### DATA FOR REVIEW ###

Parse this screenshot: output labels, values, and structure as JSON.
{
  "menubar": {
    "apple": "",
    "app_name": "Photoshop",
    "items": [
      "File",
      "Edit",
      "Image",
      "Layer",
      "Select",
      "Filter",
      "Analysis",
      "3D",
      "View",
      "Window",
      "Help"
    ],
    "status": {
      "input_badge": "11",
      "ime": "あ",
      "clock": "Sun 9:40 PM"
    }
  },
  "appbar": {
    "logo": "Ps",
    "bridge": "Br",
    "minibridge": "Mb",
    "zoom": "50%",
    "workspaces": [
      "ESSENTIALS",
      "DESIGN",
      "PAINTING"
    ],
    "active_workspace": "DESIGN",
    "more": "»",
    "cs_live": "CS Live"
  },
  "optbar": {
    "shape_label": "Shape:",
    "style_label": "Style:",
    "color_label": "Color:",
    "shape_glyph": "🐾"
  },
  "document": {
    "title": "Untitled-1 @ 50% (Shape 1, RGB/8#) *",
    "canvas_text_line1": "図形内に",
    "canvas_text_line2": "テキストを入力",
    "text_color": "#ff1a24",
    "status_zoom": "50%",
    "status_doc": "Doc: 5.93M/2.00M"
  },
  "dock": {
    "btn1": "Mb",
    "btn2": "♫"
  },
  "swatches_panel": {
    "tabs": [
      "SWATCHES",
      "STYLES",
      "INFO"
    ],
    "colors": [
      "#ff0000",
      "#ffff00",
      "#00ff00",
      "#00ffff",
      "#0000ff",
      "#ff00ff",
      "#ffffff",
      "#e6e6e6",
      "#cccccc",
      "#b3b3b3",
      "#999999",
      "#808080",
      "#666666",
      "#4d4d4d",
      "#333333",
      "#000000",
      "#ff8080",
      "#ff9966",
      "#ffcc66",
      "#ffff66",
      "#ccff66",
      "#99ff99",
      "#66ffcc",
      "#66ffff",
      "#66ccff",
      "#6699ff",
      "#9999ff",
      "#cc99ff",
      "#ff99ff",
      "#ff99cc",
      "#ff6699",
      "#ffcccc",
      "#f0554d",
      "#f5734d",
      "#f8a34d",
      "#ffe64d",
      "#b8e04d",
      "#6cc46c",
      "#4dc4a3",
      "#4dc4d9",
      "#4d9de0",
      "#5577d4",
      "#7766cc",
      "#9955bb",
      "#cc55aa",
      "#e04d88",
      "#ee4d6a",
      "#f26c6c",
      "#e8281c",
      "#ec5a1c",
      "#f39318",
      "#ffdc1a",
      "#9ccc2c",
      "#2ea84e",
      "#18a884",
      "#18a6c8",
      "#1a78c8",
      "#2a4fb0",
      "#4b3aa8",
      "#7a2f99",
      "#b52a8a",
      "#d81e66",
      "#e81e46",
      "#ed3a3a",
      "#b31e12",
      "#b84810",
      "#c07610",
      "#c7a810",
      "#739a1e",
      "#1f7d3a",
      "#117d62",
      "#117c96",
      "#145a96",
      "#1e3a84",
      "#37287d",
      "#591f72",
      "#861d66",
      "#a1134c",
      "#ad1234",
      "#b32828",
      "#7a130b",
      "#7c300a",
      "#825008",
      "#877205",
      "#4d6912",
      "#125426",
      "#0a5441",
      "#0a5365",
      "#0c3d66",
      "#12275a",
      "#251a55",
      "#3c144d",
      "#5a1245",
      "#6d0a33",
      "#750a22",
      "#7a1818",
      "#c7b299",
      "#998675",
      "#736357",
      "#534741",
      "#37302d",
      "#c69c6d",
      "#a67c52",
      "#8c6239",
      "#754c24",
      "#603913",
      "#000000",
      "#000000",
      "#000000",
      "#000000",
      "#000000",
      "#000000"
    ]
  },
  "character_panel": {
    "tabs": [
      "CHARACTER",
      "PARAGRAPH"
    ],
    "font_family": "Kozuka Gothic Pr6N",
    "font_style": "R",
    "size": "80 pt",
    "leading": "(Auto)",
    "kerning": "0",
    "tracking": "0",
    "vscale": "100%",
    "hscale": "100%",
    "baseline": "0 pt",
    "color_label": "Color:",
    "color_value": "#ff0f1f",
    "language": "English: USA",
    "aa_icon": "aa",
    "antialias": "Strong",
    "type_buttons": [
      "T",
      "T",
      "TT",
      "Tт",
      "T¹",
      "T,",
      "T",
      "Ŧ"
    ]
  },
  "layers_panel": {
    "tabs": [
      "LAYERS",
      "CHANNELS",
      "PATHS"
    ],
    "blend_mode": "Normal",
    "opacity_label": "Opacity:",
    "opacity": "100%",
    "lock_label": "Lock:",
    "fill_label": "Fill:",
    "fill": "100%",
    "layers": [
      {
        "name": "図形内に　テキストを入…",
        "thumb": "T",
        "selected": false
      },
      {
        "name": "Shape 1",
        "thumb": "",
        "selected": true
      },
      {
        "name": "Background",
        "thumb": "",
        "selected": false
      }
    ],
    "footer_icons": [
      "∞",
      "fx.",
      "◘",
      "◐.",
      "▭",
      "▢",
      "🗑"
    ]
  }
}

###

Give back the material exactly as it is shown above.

EXPECTED OUTPUT |
Parse this screenshot: output labels, values, and structure as JSON.
{
  "menubar": {
    "apple": "",
    "app_name": "Photoshop",
    "items": [
      "File",
      "Edit",
      "Image",
      "Layer",
      "Select",
      "Filter",
      "Analysis",
      "3D",
      "View",
      "Window",
      "Help"
    ],
    "status": {
      "input_badge": "11",
      "ime": "あ",
      "clock": "Sun 9:40 PM"
    }
  },
  "appbar": {
    "logo": "Ps",
    "bridge": "Br",
    "minibridge": "Mb",
    "zoom": "50%",
    "workspaces": [
      "ESSENTIALS",
      "DESIGN",
      "PAINTING"
    ],
    "active_workspace": "DESIGN",
    "more": "»",
    "cs_live": "CS Live"
  },
  "optbar": {
    "shape_label": "Shape:",
    "style_label": "Style:",
    "color_label": "Color:",
    "shape_glyph": "🐾"
  },
  "document": {
    "title": "Untitled-1 @ 50% (Shape 1, RGB/8#) *",
    "canvas_text_line1": "図形内に",
    "canvas_text_line2": "テキストを入力",
    "text_color": "#ff1a24",
    "status_zoom": "50%",
    "status_doc": "Doc: 5.93M/2.00M"
  },
  "dock": {
    "btn1": "Mb",
    "btn2": "♫"
  },
  "swatches_panel": {
    "tabs": [
      "SWATCHES",
      "STYLES",
      "INFO"
    ],
    "colors": [
      "#ff0000",
      "#ffff00",
      "#00ff00",
      "#00ffff",
      "#0000ff",
      "#ff00ff",
      "#ffffff",
      "#e6e6e6",
      "#cccccc",
      "#b3b3b3",
      "#999999",
      "#808080",
      "#666666",
      "#4d4d4d",
      "#333333",
      "#000000",
      "#ff8080",
      "#ff9966",
      "#ffcc66",
      "#ffff66",
      "#ccff66",
      "#99ff99",
      "#66ffcc",
      "#66ffff",
      "#66ccff",
      "#6699ff",
      "#9999ff",
      "#cc99ff",
      "#ff99ff",
      "#ff99cc",
      "#ff6699",
      "#ffcccc",
      "#f0554d",
      "#f5734d",
      "#f8a34d",
      "#ffe64d",
      "#b8e04d",
      "#6cc46c",
      "#4dc4a3",
      "#4dc4d9",
      "#4d9de0",
      "#5577d4",
      "#7766cc",
      "#9955bb",
      "#cc55aa",
      "#e04d88",
      "#ee4d6a",
      "#f26c6c",
      "#e8281c",
      "#ec5a1c",
      "#f39318",
      "#ffdc1a",
      "#9ccc2c",
      "#2ea84e",
      "#18a884",
      "#18a6c8",
      "#1a78c8",
      "#2a4fb0",
      "#4b3aa8",
      "#7a2f99",
      "#b52a8a",
      "#d81e66",
      "#e81e46",
      "#ed3a3a",
      "#b31e12",
      "#b84810",
      "#c07610",
      "#c7a810",
      "#739a1e",
      "#1f7d3a",
      "#117d62",
      "#117c96",
      "#145a96",
      "#1e3a84",
      "#37287d",
      "#591f72",
      "#861d66",
      "#a1134c",
      "#ad1234",
      "#b32828",
      "#7a130b",
      "#7c300a",
      "#825008",
      "#877205",
      "#4d6912",
      "#125426",
      "#0a5441",
      "#0a5365",
      "#0c3d66",
      "#12275a",
      "#251a55",
      "#3c144d",
      "#5a1245",
      "#6d0a33",
      "#750a22",
      "#7a1818",
      "#c7b299",
      "#998675",
      "#736357",
      "#534741",
      "#37302d",
      "#c69c6d",
      "#a67c52",
      "#8c6239",
      "#754c24",
      "#603913",
      "#000000",
      "#000000",
      "#000000",
      "#000000",
      "#000000",
      "#000000"
    ]
  },
  "character_panel": {
    "tabs": [
      "CHARACTER",
      "PARAGRAPH"
    ],
    "font_family": "Kozuka Gothic Pr6N",
    "font_style": "R",
    "size": "80 pt",
    "leading": "(Auto)",
    "kerning": "0",
    "tracking": "0",
    "vscale": "100%",
    "hscale": "100%",
    "baseline": "0 pt",
    "color_label": "Color:",
    "color_value": "#ff0f1f",
    "language": "English: USA",
    "aa_icon": "aa",
    "antialias": "Strong",
    "type_buttons": [
      "T",
      "T",
      "TT",
      "Tт",
      "T¹",
      "T,",
      "T",
      "Ŧ"
    ]
  },
  "layers_panel": {
    "tabs": [
      "LAYERS",
      "CHANNELS",
      "PATHS"
    ],
    "blend_mode": "Normal",
    "opacity_label": "Opacity:",
    "opacity": "100%",
    "lock_label": "Lock:",
    "fill_label": "Fill:",
    "fill": "100%",
    "layers": [
      {
        "name": "図形内に　テキストを入…",
        "thumb": "T",
        "selected": false
      },
      {
        "name": "Shape 1",
        "thumb": "",
        "selected": true
      },
      {
        "name": "Background",
        "thumb": "",
        "selected": false
      }
    ],
    "footer_icons": [
      "∞",
      "fx.",
      "◘",
      "◐.",
      "▭",
      "▢",
      "🗑"
    ]
  }
}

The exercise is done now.